“While achieving these superior levels of performance, they exhibit behaviours that reflect their companies’ culture and values in an exemplary manner. Moreover, they show a strong capacity to grow and succeed throughout their careers within an organization — more quickly and effectively than their peer groups do,” wrote Douglas Ready, Jay Conger and Linda Hill in the June 2010 issue.
But what happens after a company has identified a high-potential employee who stands head and shoulders above her peers in terms of performance and attitude? And what if you can’t identify a higher-level job for her?
Companies face a dilemma when they have a great leadership team and high retention rate, but no opportunities for promotion.
Recognition helps with retention
Most HR managers are wary of making promises about future advancement, sometimes to the point of keeping an employee’s high-potential status a secret. That’s a mistake, especially in a competitive and rapidly changing economy — other companies are searching for exactly this type of person. If a company doesn’t recognize superior performance, another employer will.
A high-potential employee stands out due to his attitude, work ethic and innate or developed skills and abilities. His performance results exceed the standard and this should be recognized in a positive manner, immediately and regularly.
Simply recognizing his contribution, by informing him he’s considered a high-potential, will often act as an effective retention tool — as long as his expectations are managed in relation to growth.
If an employer doesn’t acknowledge high-potential employees, it risks losing them or driving their performance underground.
If superior performance is noticed, other employees will also see the potential to earn that recognition. If high-potentials are not recognized, it will not be long before the message “Why work harder, they don’t care?” permeates the work environment.
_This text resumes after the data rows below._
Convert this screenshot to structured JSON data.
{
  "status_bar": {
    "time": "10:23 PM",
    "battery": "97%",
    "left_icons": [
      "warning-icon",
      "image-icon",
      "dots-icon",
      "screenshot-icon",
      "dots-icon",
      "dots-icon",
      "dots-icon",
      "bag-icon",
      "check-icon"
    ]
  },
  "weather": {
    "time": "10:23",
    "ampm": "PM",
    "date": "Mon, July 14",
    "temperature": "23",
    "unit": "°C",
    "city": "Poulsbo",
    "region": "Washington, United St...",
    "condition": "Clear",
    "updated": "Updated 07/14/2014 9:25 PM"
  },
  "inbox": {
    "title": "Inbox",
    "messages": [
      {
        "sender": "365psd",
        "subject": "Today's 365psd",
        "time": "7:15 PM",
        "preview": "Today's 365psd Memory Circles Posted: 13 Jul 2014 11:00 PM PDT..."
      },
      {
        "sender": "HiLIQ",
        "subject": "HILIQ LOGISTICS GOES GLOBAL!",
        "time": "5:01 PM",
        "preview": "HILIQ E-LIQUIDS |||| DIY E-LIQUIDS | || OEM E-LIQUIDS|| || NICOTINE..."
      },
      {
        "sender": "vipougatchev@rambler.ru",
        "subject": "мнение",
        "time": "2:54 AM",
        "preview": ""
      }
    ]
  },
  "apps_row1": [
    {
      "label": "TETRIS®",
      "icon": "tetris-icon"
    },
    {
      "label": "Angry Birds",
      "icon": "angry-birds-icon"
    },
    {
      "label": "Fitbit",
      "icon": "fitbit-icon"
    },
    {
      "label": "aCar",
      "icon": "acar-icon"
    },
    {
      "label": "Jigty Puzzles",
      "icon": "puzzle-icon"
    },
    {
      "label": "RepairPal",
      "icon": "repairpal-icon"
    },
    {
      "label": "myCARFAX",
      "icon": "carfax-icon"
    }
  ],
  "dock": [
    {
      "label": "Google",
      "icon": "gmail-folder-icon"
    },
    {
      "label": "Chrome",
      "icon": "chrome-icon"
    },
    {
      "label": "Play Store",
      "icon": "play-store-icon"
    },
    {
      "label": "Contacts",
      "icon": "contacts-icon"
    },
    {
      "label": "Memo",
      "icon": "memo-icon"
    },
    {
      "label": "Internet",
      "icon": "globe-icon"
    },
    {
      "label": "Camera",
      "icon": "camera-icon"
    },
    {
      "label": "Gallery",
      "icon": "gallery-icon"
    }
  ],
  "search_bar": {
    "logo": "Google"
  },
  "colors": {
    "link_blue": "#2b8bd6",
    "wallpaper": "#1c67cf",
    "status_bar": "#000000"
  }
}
On the other hand, most organizations have a diverse, multigenerational workforce with different aspirations and expectations that change over time. Not everyone wants vertical movement or feels equipped to succeed or seek the stresses of management.
Start with succession planning
From an organizational perspective, it’s vital to have a succession plan that includes a list of key positions and basic requirements for each. Prepare a list of anticipated vacancies (because of a retirement, promotion or current incumbent performance, for example) in those key positions and when they may occur.
The next step is to identify potential replacements for the key employees as they leave. This can also help an employer develop career paths if more than one step is involved before a high-potential employee is ready for a key position.
Although a high-potential employee may be outperforming others in her current position, it’s important to identify what development is needed for her to be successful in a new position. Will she be a good fit in a different role?
With every change in level, there’s a change in skills required. For instance, delegation skills may not be required at an analyst level but become critical in a job where leadership is expected.
Knowing the skills and abilities that differ among jobs helps in the review of a potential incumbent and the identification of gaps for training and development.
Some sort of bias-free assessment tool should be incorporated into the performance management program. The results can be used as a road map for the individual’s career planning.
Having this information provides a great opportunity to meet with the employee, recognize the contribution she is making and tell her the company is going to work with her to develop the skills needed for future vacancies. If needed, don’t shy away from telling the truth: “There is no vacancy now and I can’t predict when one will occur. But change is inevitable, so be as ready as possible.”
This will lead to an employee who is engaged in her own career development — a plus for retention. A promotion requires the right set of skills and the employee needs to share responsibility for building her skill set.
Once she has developed the skills needed to operate at the higher levels, the organization can open opportunities by:
• setting up a short-term project with clear project direction and goals, along with a clear start and finish date
• moving the employee into a higher-level position on a short-term basis while the current incumbent is assigned to a fixed-length project, allowing you to develop and engage two people at once
• moving the employee laterally to develop (such as a move from marketing to sales to prepare for a sales and marketing leader role).
Ted McNicol is managing director of HR solutions at Vancouver-based HR consulting firm Vertical Bridge Corporate Consulting. For more information, visit www.verticalbridge.ca.